Earlier this year a cookbook was released based on the artist’s personal recipes—Dinner with Georgia O’Keeffe: Recipes, Art and Landscape. She famously lived until she was 98 years old, making her eating habits not only interesting to art lovers, but the general public too. The writer, Robyn Lea, found that O’Keeffe was an advocate of healthy eating. She preferred organic, home-grown food and went to great lengths to get it. She made her own yoghurt and sourced goat’s milk from local Franciscan priests. Georgia O’Keeffe was a forerunner of the belief that food has an effect on creativity.
Lea said: ‘She really did believe that if you ate something good for breakfast, that had the power to help your creative work, your expression.’

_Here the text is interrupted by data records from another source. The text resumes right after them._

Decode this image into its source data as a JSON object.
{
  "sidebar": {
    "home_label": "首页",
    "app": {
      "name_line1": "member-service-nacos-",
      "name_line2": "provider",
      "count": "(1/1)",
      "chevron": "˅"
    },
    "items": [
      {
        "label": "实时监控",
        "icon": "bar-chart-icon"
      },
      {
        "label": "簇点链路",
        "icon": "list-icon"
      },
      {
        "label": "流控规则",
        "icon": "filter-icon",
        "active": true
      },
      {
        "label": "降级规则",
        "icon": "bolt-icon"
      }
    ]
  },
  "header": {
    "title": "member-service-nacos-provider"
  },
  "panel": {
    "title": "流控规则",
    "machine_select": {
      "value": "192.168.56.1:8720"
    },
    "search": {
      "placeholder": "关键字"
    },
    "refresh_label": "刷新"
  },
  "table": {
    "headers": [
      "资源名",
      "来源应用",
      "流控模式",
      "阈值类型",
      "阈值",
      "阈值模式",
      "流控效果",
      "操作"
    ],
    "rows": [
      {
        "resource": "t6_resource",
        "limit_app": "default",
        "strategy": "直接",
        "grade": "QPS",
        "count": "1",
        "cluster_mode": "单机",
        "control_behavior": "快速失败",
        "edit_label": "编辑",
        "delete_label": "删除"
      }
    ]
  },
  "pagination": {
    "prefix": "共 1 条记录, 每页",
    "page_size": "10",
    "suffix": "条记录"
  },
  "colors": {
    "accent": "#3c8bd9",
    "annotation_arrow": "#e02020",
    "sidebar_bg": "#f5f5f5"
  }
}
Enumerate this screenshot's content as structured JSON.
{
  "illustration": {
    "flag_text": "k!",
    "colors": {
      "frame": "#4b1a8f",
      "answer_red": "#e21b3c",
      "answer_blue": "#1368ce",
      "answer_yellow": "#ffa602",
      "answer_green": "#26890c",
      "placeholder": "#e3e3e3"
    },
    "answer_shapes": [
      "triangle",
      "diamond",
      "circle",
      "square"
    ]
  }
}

Georgia O’Keeffe spent many summers in New Mexico where she was inspired to paint the sparse landscape and bleached animal skulls.
In May 1946, she became the first female artist to have a retrospective at the Museum of Modern Art.
In the later part of her life, O’Keeffe suffered from macular degeneration—a condition that meant her sight was degraded. It affected her ability to paint; first colours appeared less vibrant to her, then details were harder to distinguish. She continued to paint as long as she could with the help of assistants.
While Georgia O’Keeffe felt misunderstood by male critics, she was an innovator of her time. Her early work stands apart from other artists of the time, making her one of the first to explore pure abstraction. She has left a unique legacy for modern art and female artists. She explained: ‘I found I could say things with colour and shapes that I couldn’t say any other way—things I had no words for.’